“With GST is in place, when spot exchange comes, you can imagine one benchmark price for the entire country and not only that, delivery can be done on the same price to any corner of the country. This could be the first step towards price setting of gold in India. Secondly, in the smallest cities in India where people look into price but unable to trade, they will become an important part of the spot trade. Third, through a spot price, one can channelize entire monetization of gold. So, in nutshell, when we talk about gold spot exchange, it is not only about giving and taking delivery, but also a means to offer all forms of financial instruments pertaining to yellow metal.”Mr. Sameer Patil, Bombay Stock Exchange (BSE)

“Every exchange in the world has been exempted from taxes on spot trading in bullion. If GST is levied on transactions in spot gold exchange it will be a show-stopper” – Mr. David Gornall, LBMA

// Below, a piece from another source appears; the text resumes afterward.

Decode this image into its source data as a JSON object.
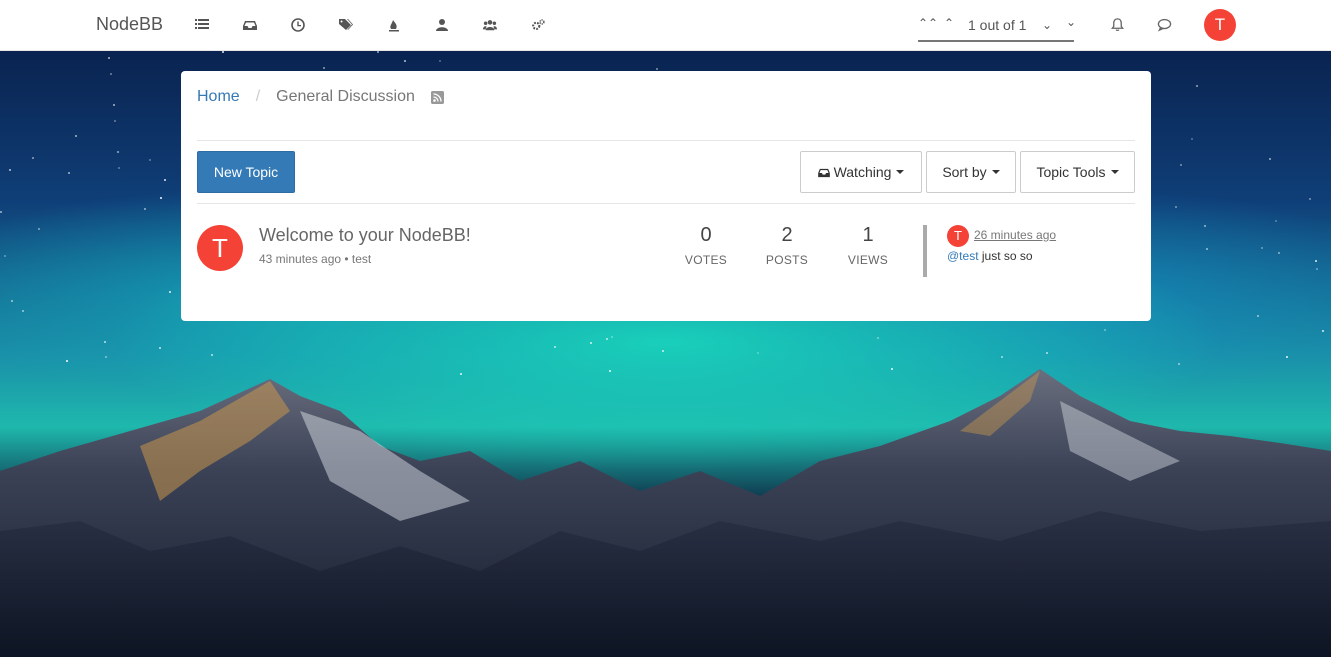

“Monopoly happens when there is no competitor or competition. Here in spot exchange anybody can participate and therefore, everybody has a chance to grow. So, question of monopoly does not arise.” – Mr. P R Somasundaram, World Gold Council

In short, it is actually the competition among asset classes particularly in a declining gold and silver market that prevents people buying the precious metals.

Primary silver has 35 percent market share and the global average cost of production is coming around $9/oz. - Cameron Alexander

FED is still saying that mutual long standing rate would be below 3 percent. In my view long term neutral rate could be around 3 percent. – Marcus Garvey

“Being in the industry and talking to the people around, my estimate is probably $17.75 to $18.00/oz at later part of this year. personally, I am very bullish on price and consumption expectation. – Vijay Murthy, Vedanta

We have calculated average price of gold for the full year could be around $1340/oz. – Cameron Alexander


Disclaimer: Views are personal and not the views of the publisher.